The records START

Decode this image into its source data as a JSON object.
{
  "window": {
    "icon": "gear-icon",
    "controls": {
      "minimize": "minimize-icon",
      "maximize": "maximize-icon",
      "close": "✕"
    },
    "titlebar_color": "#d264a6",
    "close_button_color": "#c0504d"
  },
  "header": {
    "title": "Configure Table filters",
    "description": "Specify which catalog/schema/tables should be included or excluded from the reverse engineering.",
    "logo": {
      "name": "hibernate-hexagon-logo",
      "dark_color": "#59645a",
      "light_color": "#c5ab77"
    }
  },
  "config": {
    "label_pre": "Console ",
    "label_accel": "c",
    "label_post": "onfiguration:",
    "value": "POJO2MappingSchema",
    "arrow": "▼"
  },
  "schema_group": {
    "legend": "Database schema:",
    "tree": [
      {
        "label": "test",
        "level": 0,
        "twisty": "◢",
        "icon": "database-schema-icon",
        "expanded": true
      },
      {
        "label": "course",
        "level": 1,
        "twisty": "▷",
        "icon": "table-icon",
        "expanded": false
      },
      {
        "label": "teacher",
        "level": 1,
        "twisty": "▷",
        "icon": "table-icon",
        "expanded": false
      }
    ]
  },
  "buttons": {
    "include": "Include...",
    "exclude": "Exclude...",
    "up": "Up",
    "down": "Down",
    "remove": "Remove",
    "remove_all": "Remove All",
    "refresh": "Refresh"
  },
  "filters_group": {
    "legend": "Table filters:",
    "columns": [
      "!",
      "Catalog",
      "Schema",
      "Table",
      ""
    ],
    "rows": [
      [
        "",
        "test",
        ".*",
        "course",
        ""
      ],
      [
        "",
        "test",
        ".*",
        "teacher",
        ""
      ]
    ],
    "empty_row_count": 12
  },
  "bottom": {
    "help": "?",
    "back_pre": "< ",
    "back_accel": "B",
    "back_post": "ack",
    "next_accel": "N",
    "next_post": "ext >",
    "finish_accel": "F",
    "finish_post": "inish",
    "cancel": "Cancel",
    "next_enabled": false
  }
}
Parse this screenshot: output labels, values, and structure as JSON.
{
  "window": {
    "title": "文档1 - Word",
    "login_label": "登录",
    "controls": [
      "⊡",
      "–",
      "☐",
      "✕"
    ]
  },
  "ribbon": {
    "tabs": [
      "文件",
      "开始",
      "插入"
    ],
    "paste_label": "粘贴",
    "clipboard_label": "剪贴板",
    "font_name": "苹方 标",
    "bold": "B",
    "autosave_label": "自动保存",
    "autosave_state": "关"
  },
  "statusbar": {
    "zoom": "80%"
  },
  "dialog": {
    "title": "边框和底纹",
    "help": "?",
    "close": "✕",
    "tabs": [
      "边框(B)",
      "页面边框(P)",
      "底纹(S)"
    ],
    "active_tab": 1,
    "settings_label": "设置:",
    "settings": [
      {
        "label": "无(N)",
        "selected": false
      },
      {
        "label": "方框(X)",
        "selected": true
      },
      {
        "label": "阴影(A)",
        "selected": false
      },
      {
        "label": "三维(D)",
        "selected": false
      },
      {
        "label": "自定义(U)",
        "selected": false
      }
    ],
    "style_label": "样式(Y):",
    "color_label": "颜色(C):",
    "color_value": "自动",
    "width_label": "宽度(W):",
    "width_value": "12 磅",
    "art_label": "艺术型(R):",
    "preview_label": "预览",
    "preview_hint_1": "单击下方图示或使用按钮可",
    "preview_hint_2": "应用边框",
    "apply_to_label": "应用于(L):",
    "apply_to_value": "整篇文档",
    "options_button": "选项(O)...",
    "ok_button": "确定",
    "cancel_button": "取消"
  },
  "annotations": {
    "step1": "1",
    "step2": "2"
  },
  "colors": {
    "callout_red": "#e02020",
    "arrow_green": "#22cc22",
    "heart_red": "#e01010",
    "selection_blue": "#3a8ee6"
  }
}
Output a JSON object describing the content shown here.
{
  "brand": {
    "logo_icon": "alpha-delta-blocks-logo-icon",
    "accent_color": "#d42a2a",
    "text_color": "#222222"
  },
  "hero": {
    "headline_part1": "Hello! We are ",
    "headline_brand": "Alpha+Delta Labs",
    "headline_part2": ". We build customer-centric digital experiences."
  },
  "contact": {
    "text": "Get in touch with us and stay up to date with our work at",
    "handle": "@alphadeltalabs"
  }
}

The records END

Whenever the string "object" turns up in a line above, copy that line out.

Decode this image into its source data as a JSON object.
Output a JSON object describing the content shown here.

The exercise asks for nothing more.